Dataset records:
========

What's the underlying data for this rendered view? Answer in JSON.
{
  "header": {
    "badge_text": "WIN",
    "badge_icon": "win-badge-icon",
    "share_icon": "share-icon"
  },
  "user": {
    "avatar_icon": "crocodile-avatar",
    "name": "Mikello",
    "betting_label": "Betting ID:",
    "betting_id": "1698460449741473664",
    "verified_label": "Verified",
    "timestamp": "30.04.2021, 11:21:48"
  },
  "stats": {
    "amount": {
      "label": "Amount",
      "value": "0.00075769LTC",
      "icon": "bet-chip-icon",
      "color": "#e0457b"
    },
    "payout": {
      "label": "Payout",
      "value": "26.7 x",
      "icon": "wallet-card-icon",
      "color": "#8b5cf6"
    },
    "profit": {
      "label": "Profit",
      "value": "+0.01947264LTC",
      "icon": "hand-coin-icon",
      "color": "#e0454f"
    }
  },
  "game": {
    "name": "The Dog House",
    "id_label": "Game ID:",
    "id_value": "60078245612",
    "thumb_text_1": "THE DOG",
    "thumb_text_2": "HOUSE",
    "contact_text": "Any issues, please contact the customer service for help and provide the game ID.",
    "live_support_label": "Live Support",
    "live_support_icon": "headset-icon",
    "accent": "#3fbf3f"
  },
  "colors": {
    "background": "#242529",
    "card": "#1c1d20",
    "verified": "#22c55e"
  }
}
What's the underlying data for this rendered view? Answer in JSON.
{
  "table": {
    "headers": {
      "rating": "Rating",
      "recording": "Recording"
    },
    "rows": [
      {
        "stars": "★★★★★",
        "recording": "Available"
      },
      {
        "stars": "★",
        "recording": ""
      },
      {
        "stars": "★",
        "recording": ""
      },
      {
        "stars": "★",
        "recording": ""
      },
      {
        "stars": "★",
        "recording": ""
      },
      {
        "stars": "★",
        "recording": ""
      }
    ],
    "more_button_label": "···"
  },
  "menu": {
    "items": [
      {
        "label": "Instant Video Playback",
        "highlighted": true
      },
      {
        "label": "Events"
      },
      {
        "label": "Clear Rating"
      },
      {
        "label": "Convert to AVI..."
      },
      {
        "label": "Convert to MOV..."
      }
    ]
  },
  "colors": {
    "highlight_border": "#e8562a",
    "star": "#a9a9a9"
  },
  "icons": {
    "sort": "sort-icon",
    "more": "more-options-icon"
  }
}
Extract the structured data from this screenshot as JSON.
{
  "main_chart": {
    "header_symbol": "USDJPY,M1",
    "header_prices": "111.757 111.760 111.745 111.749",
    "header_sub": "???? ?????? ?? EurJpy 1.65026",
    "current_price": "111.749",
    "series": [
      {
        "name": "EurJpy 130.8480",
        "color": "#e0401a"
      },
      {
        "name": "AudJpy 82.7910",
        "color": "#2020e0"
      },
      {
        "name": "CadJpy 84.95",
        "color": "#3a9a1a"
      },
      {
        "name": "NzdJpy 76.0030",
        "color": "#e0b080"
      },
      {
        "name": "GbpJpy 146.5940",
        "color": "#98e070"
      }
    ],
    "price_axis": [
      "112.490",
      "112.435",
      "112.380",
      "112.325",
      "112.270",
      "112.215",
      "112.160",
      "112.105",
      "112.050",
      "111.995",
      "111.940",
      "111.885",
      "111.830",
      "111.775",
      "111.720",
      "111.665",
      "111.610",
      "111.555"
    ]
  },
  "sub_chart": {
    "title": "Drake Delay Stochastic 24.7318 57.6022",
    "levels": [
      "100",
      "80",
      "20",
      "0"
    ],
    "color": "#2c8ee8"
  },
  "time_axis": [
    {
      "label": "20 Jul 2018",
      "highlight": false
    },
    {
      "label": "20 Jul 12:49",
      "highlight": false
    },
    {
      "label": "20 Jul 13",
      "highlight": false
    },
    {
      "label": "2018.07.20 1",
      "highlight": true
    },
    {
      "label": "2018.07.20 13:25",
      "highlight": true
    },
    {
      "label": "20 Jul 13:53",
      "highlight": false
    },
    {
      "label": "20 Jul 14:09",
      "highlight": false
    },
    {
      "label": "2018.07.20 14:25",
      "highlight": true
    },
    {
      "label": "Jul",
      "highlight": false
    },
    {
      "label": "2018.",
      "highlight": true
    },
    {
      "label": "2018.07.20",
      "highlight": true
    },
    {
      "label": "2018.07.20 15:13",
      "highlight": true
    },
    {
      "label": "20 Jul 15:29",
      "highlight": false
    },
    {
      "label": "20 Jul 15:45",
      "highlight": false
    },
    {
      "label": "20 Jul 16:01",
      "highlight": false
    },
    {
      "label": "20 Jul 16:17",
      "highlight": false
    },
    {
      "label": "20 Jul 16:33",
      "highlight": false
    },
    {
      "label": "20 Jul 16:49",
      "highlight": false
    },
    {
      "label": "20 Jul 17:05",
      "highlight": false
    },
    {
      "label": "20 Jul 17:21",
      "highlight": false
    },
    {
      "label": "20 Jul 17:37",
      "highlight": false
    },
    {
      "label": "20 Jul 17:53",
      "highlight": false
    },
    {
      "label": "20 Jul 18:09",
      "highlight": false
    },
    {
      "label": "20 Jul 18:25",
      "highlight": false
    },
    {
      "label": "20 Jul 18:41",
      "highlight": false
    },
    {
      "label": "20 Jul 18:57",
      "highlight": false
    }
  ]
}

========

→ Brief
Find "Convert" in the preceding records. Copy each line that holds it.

→ Your response
        "label": "Convert to AVI..."
        "label": "Convert to MOV..."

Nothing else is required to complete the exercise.